Top of Input material

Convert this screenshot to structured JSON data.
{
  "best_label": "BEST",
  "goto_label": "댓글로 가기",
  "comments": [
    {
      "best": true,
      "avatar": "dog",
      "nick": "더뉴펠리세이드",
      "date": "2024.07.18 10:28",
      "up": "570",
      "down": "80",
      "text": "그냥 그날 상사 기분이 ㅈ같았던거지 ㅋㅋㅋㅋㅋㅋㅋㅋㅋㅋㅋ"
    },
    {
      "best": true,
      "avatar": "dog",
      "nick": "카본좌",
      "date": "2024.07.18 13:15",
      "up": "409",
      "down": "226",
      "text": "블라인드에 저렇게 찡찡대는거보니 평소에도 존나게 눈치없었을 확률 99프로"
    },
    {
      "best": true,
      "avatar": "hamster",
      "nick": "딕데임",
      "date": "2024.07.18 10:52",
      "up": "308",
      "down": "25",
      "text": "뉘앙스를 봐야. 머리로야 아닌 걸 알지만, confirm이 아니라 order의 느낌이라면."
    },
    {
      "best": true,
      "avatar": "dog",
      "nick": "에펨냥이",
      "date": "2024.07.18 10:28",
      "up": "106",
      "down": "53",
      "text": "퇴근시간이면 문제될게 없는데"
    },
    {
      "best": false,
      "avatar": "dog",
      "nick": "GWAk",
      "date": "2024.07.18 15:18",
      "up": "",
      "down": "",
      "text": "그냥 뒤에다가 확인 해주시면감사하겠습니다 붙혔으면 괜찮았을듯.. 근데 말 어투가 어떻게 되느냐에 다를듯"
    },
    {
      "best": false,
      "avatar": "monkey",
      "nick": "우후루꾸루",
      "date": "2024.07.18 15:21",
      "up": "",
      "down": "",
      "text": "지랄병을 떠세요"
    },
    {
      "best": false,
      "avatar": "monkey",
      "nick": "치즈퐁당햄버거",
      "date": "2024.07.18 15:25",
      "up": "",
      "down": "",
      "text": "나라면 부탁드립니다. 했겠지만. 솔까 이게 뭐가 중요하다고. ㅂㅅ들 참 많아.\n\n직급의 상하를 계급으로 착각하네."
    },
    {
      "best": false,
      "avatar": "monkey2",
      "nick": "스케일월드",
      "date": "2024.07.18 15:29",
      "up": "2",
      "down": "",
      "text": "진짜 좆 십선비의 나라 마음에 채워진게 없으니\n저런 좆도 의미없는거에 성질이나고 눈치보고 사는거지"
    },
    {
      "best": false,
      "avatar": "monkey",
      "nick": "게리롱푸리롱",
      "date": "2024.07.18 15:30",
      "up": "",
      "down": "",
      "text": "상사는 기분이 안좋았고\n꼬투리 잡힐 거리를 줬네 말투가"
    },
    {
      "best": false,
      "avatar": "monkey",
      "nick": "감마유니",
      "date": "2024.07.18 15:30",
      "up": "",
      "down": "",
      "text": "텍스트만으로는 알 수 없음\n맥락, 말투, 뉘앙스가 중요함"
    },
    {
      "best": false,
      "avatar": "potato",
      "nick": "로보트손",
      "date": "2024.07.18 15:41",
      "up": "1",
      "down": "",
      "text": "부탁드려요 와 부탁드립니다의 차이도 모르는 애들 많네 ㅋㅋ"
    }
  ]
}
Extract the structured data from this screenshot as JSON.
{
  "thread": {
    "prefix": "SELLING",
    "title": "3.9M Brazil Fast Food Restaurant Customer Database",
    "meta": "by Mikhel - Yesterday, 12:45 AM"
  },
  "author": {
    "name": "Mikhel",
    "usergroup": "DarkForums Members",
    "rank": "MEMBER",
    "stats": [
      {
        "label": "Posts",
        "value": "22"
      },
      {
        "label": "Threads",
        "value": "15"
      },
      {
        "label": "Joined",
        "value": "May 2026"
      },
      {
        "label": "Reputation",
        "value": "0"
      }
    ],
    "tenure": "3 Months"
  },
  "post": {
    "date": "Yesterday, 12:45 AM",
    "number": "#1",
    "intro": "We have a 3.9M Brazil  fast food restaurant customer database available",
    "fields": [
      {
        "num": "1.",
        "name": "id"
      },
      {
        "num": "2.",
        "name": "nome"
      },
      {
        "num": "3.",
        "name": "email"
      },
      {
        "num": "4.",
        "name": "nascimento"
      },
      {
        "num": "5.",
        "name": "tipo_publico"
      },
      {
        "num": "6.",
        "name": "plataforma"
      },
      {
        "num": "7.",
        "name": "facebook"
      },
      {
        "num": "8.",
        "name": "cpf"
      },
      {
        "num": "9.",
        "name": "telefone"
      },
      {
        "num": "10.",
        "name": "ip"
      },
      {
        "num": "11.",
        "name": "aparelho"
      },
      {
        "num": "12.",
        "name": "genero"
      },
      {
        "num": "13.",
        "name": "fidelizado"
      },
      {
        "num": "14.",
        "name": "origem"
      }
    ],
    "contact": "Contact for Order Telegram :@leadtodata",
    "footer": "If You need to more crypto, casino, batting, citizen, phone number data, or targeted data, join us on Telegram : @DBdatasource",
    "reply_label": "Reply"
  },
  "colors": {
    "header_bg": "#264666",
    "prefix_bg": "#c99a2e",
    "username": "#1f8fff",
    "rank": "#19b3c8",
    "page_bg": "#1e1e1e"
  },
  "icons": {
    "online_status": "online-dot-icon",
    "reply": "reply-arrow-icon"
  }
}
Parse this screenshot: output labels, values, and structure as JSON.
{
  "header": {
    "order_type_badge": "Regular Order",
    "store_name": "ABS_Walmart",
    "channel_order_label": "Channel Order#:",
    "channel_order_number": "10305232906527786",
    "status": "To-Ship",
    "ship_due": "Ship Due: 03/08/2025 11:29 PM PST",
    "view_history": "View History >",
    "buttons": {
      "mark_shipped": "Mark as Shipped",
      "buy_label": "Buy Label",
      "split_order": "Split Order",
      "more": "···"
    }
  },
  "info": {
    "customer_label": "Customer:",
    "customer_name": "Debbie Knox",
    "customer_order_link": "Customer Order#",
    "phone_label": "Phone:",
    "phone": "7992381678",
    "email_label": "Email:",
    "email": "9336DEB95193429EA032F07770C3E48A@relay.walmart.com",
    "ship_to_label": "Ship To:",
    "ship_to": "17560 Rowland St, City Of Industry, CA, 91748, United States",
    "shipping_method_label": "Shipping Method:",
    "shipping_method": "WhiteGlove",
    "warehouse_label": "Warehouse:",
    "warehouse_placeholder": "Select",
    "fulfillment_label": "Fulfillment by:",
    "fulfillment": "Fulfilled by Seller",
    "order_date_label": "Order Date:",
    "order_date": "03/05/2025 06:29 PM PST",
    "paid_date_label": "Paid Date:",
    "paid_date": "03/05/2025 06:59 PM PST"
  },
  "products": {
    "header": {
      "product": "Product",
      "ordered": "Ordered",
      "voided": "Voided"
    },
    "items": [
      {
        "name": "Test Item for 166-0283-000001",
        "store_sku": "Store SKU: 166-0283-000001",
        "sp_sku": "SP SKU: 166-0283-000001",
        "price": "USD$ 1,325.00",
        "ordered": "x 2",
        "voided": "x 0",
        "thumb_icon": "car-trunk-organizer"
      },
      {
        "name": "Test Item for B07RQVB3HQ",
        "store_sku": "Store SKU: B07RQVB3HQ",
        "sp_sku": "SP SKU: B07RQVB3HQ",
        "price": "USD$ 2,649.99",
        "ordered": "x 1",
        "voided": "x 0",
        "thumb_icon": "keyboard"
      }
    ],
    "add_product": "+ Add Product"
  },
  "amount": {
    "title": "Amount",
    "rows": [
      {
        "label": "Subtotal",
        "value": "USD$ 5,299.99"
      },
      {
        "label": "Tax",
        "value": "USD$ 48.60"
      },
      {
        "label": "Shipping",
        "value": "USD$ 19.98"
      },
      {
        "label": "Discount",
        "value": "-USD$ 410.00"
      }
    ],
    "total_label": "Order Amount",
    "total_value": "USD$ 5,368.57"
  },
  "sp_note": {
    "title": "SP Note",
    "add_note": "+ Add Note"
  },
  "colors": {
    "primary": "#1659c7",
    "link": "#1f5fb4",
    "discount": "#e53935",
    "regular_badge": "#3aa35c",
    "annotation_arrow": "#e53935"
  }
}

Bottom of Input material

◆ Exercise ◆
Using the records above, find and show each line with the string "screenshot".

◆ Response to the exercise ◆
Convert this screenshot to structured JSON data.
Extract the structured data from this screenshot as JSON.
Parse this screenshot: output labels, values, and structure as JSON.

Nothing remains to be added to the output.